What Is a Nontraditional Mortgage?

A nontraditional mortgage broadly describes mortgages that do not have standard conventional characteristics. These can refer to any type of mortgage that doesn't conform to a standard amortization schedule or have standard installment payments.

Nontraditional mortgages often come with higher interest rates because of the higher payment risks associated with the loan. Examples include balloon loans, hybrid ARMs, or interest-only mortgages.

Key Takeaways

  • Nontraditional mortgages do not contain conventional characteristics of a mortgage such as an amortization schedule or standard and fixed installment payments.
  • These mortgages may come with higher interest rates because of higher payment risks associated with the loan.
  • In a nonstandard mortgage, borrowers may be able to defer principal and, in some cases, interest payments until the full balance is due.
  • Balloon and interest-only loans, hybrid ARMS, and payment-option adjustable-rate mortgages are examples of nontraditional mortgages.

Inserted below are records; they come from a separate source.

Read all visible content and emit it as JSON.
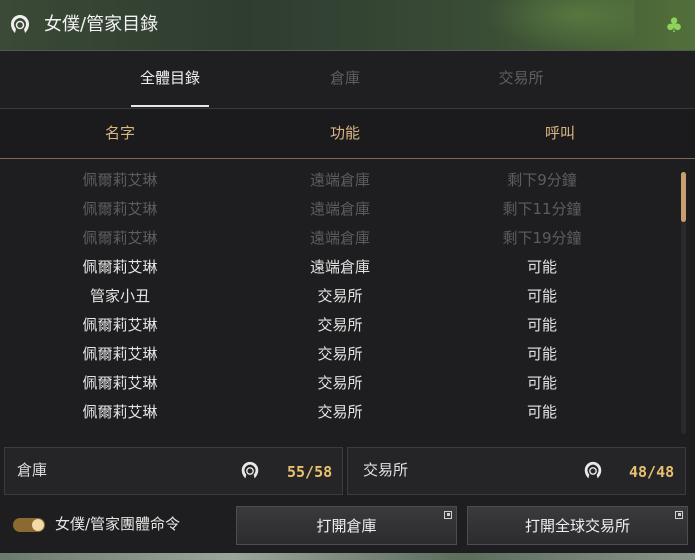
{
  "window": {
    "title": "女僕/管家目錄",
    "icon": "maid-head-icon",
    "corner_icon": "clover-icon"
  },
  "tabs": [
    {
      "label": "全體目錄",
      "active": true
    },
    {
      "label": "倉庫",
      "active": false
    },
    {
      "label": "交易所",
      "active": false
    }
  ],
  "columns": {
    "name": "名字",
    "function": "功能",
    "call": "呼叫"
  },
  "rows": [
    {
      "name": "佩爾莉艾琳",
      "function": "遠端倉庫",
      "call": "剩下9分鐘",
      "available": false
    },
    {
      "name": "佩爾莉艾琳",
      "function": "遠端倉庫",
      "call": "剩下11分鐘",
      "available": false
    },
    {
      "name": "佩爾莉艾琳",
      "function": "遠端倉庫",
      "call": "剩下19分鐘",
      "available": false
    },
    {
      "name": "佩爾莉艾琳",
      "function": "遠端倉庫",
      "call": "可能",
      "available": true
    },
    {
      "name": "管家小丑",
      "function": "交易所",
      "call": "可能",
      "available": true
    },
    {
      "name": "佩爾莉艾琳",
      "function": "交易所",
      "call": "可能",
      "available": true
    },
    {
      "name": "佩爾莉艾琳",
      "function": "交易所",
      "call": "可能",
      "available": true
    },
    {
      "name": "佩爾莉艾琳",
      "function": "交易所",
      "call": "可能",
      "available": true
    },
    {
      "name": "佩爾莉艾琳",
      "function": "交易所",
      "call": "可能",
      "available": true
    }
  ],
  "summary": {
    "warehouse": {
      "label": "倉庫",
      "count": "55/58"
    },
    "exchange": {
      "label": "交易所",
      "count": "48/48"
    }
  },
  "footer": {
    "toggle_label": "女僕/管家團體命令",
    "toggle_on": true,
    "open_warehouse": "打開倉庫",
    "open_exchange": "打開全球交易所"
  },
  "colors": {
    "accent": "#d9b582",
    "count": "#e8c070",
    "dim_text": "#5d5d60"
  }
}
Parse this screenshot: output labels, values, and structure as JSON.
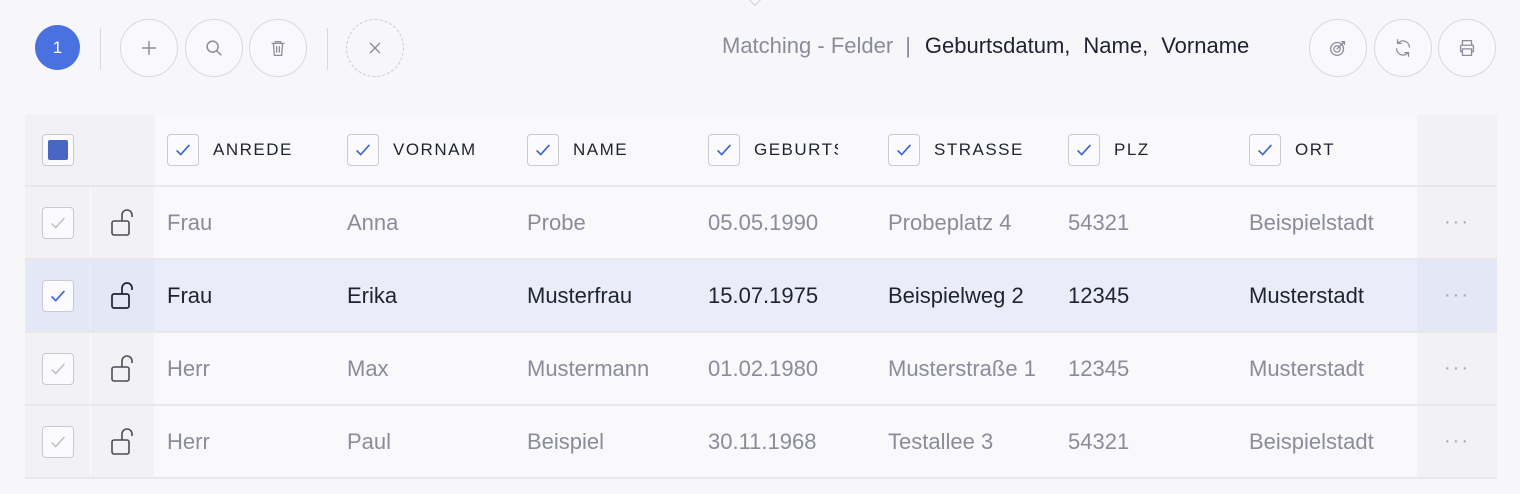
{
  "toolbar": {
    "badge_count": "1",
    "matching_label": "Matching - Felder",
    "matching_separator": "|",
    "matching_fields": [
      "Geburtsdatum,",
      "Name,",
      "Vorname"
    ],
    "buttons": {
      "add": "plus-icon",
      "search": "search-icon",
      "delete": "trash-icon",
      "cancel": "close-icon",
      "target": "target-icon",
      "refresh": "refresh-icon",
      "print": "print-icon"
    }
  },
  "table": {
    "columns": [
      "ANREDE",
      "VORNAM",
      "NAME",
      "GEBURTS",
      "STRASSE",
      "PLZ",
      "ORT"
    ],
    "rows": [
      {
        "anrede": "Frau",
        "vorname": "Anna",
        "name": "Probe",
        "geburtsdatum": "05.05.1990",
        "strasse": "Probeplatz 4",
        "plz": "54321",
        "ort": "Beispielstadt",
        "selected": false
      },
      {
        "anrede": "Frau",
        "vorname": "Erika",
        "name": "Musterfrau",
        "geburtsdatum": "15.07.1975",
        "strasse": "Beispielweg 2",
        "plz": "12345",
        "ort": "Musterstadt",
        "selected": true
      },
      {
        "anrede": "Herr",
        "vorname": "Max",
        "name": "Mustermann",
        "geburtsdatum": "01.02.1980",
        "strasse": "Musterstraße 1",
        "plz": "12345",
        "ort": "Musterstadt",
        "selected": false
      },
      {
        "anrede": "Herr",
        "vorname": "Paul",
        "name": "Beispiel",
        "geburtsdatum": "30.11.1968",
        "strasse": "Testallee 3",
        "plz": "54321",
        "ort": "Beispielstadt",
        "selected": false
      }
    ],
    "row_menu_label": "···"
  },
  "colors": {
    "accent": "#4a71e0",
    "check_selected": "#3f63d6",
    "check_muted": "#b9bbc5",
    "selected_row": "#eaedf9"
  }
}
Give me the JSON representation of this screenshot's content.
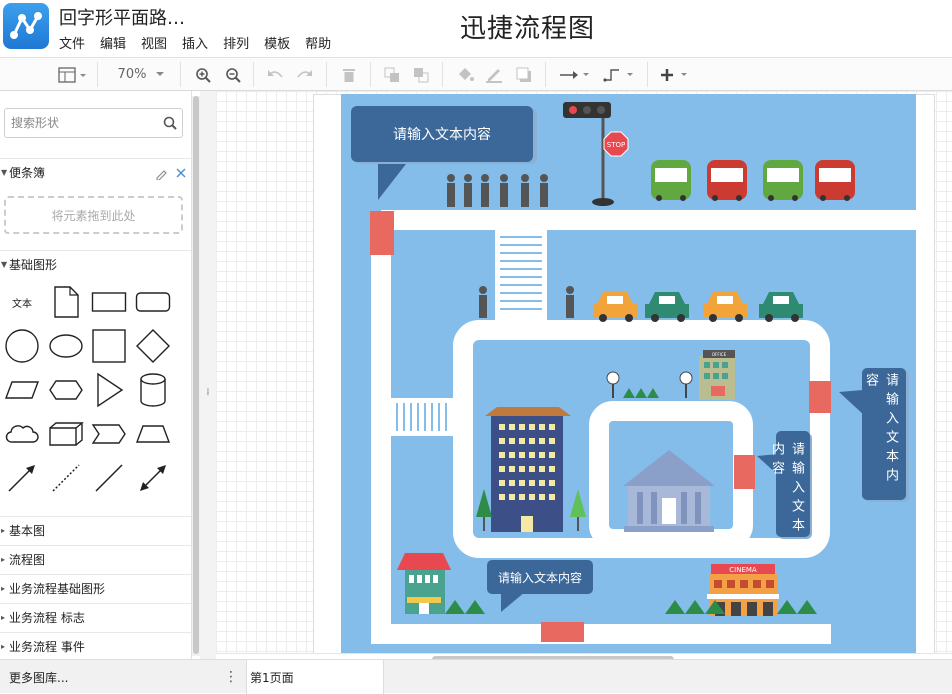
{
  "header": {
    "doc_title": "回字形平面路…",
    "app_title": "迅捷流程图",
    "menu": [
      "文件",
      "编辑",
      "视图",
      "插入",
      "排列",
      "模板",
      "帮助"
    ]
  },
  "toolbar": {
    "zoom": "70%"
  },
  "sidebar": {
    "search_placeholder": "搜索形状",
    "scratchpad": {
      "title": "便条簿",
      "drop_hint": "将元素拖到此处"
    },
    "basic": {
      "title": "基础图形",
      "text_shape": "文本"
    },
    "libraries": [
      "基本图",
      "流程图",
      "业务流程基础图形",
      "业务流程 标志",
      "业务流程 事件"
    ],
    "more": "更多图库..."
  },
  "diagram": {
    "callouts": [
      "请输入文本内容",
      "请输入文本内容",
      "请输入文本内容",
      "请输入文本内容"
    ],
    "stop_sign": "STOP",
    "cinema_sign": "CINEMA",
    "office_sign": "OFFICE"
  },
  "pages": {
    "tab": "第1页面"
  },
  "colors": {
    "map_bg": "#84bde9",
    "road": "#ffffff",
    "callout": "#3b6899",
    "marker": "#e8695f"
  }
}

Understanding Nontraditional Mortgages

A mortgage is a debt vehicle used to purchase a property—a home, land, or other types of real estate. The owner pays down a predetermined payment amount—a combination of principal and interest—over a certain period of time. This period is referred to as the amortization period. The mortgage is secured by the property, so if the mortgagor fails to fulfill their financial obligation, the lender can foreclose on the asset.

Traditional mortgages are simply structured, where a mortgagor borrows on a fixed or variable interest rate, making payments until the loan is completely paid off. They offer borrowers predictability, so there are no surprises in terms of the amount of the monthly payment or when the loan ends.

Nontraditional mortgages are different because they offer a variety of other options for borrowers. These products give borrowers more flexible repayment terms, allowing them to defer their payments—primarily the principal balance, but, in some cases, also interest. This lowers how much the borrower is initially responsible for before the full balance is due.

Nontraditional mortgages can also be offered by lenders that aren't banks and traditional financial institutions.

These types of mortgages often come with a higher risk. That's because there's a higher risk for default. any of these mortgages require less asset and income requirements. There is a trade-off though—the lender can charge borrowers a higher interest rate. Nontraditional mortgages are usually extended to borrowers in nontraditional situations including subprime borrowers. Because they may not have another place from which to borrow, they're generally willing to accept a higher interest rate along with the flexibility they offer.

Types of Nontraditional Mortgages

Some of the market’s most common nontraditional mortgages include balloon mortgage loans, interest-only mortgages and payment-option adjustable-rate mortgages (ARMs).

Balloon Mortgage Loans

In balloon-payment loans, both the principal and interest can be deferred until the maturity date. Once the mortgage reaches maturity, the borrower is required to make a lump-sum payoff. Balloon-payment loans can also be structured with interest-only payments. Balloon-payment mortgage loans are commonly used by developers. They generally come with higher interest rates and offer deferred payments.

Interest-Only Loans

Just like balloon-payment loans, interest-only loans are also commonly offered by developers. These loans require the borrower to make regular interest payments followed by a lump sum principal payment at maturity. In the case of building development, many developers use a take-out loan at maturity or refinance a balloon payment loan with collateral once it has been built.

Payment-Option Adjustable-Rate Mortgages

Payment-option adjustable-rate mortgages (ARMs) are one of the most flexible nontraditional loans offering numerous payment options for mortgage loan borrowers. These loans follow the adjustable-rate mortgage framework however they give borrowers the option to choose the type of payment they would like to make each month.

Payment-option ARMs require a fixed-rate interest payment for the first few months or years of the loan. After that, the loan will reset to a variable rate loan, usually charging a high margin to compensate lenders for some of the higher risks. In a payment-option ARM, the borrower can choose from several options offered by the lender when making their monthly installment payment. Payment options typically include a low fixed-rate option usually based on the introductory period rate—an interest-only payment—or a 15- or 30-year fully amortizing payment.

Payment option ARMs can be complicated for both borrowers and lenders since they involve negative amortization. With a payment-option ARM, any unpaid principal or interest below the standard payment amount is added to the borrower’s outstanding principal, increasing the amount of interest they are charged on subsequent payments.